And to clarify: yes, we are spending money on the green drywall and the attic insulation for the ceiling but we plan to completely renovate that bathroom in the not-so-distant future and we wanted to make it right the first time to save us money and time in the future. I almost don’t want to count it, but we’re going to for fairness. When we first tore out the dropped ceiling, we had hoped that there would be drywall underneath but we were wrong. The right repair is worth more to me than not taking the right precautions.
We also used some recessed lighting we had in the basement for the overhead lighting in there and I spray painted the existing chrome fixture. Not sure when it was installed in the bathroom, but I actually kind of weirdly like the vanity light. The glass shade has a weird, geometric plaid vibe going for it. I don’t think I’ll keep it when we fully gut the bathroom, but I’m happy with it for now!
For the rest of the plans, I want to spruce up the plain vanity doors that already exist in there just to add a little visual dimension to the bland wooden cabinet fronts; I felt particularly inspired by my friend Courtney’s kitchen cabinets she did herself. No idea what color I want to paint the cabinets though — may mix a few colors I have on hand, or may go full-on pink. I’d also potentially make a frame for the mirror, but I haven’t checked to see if I have any wood pieces that are small enough. I feel like I’ll be able to figure something out.
We also have a ton of spray paint in the basement, and I want to spray paint our existing (very sad) chrome fixtures either matte black or matte deep walnut because those are the colors we have on hand. Chris Loves Julia spray painted one of their kitchen fixtures with success, so I figure I may as well take a stab at it too. Like I said, if it doesn’t pan out like I hoped it would, we’re probably going to gut this bathroom within the next few years.
As for the floor and the existing tile: it’s staying, but it’s going to get a deeeeeeep clean. I like to use vinegar and baking soda paste to clean old, dirty grout lines. Works like a charm! And, better yet, I already have those on hand.

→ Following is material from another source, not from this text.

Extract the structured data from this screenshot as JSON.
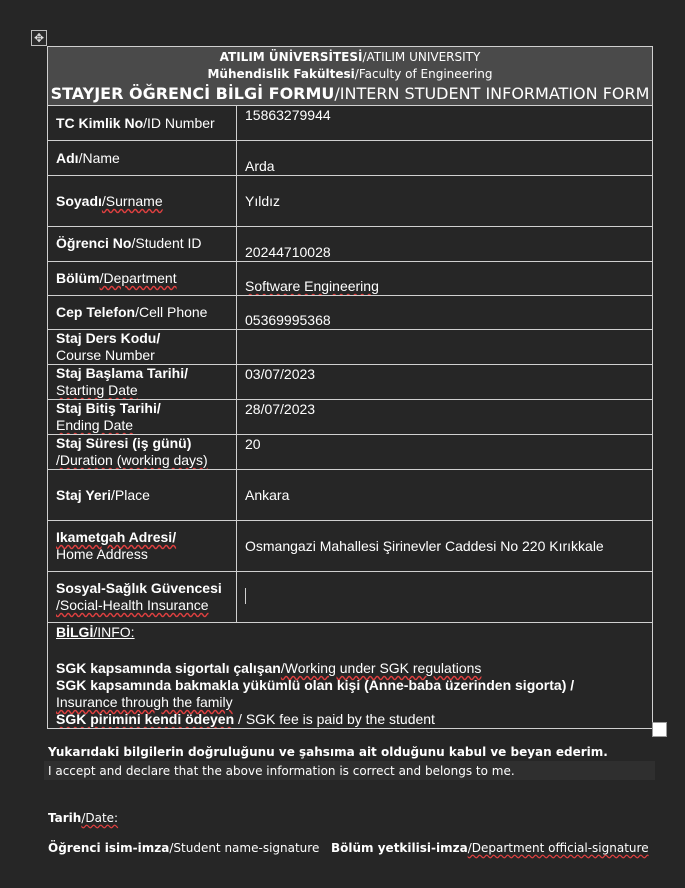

If you’re wanting to partake in the Zero Dollar Update with us, do it! Just make sure you use the hashtag #zerodollarupdateyourspace so we can follow along with your progress.